Provided records Start Marker
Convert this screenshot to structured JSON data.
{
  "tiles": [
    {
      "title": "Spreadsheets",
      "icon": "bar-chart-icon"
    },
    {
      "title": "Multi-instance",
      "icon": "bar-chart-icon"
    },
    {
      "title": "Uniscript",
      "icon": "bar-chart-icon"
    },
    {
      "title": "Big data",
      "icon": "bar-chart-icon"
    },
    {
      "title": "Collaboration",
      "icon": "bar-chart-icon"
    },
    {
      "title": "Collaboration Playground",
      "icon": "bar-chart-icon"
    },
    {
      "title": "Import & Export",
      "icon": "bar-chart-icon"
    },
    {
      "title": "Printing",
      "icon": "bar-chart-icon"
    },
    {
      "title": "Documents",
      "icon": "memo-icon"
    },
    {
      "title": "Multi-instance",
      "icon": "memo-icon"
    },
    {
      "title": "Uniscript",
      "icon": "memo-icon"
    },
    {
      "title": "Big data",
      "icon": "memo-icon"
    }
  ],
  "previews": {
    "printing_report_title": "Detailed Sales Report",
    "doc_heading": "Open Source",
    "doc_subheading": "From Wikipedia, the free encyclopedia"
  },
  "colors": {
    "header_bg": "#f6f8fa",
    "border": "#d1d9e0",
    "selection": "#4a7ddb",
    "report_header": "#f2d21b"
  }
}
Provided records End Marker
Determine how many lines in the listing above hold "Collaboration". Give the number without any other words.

2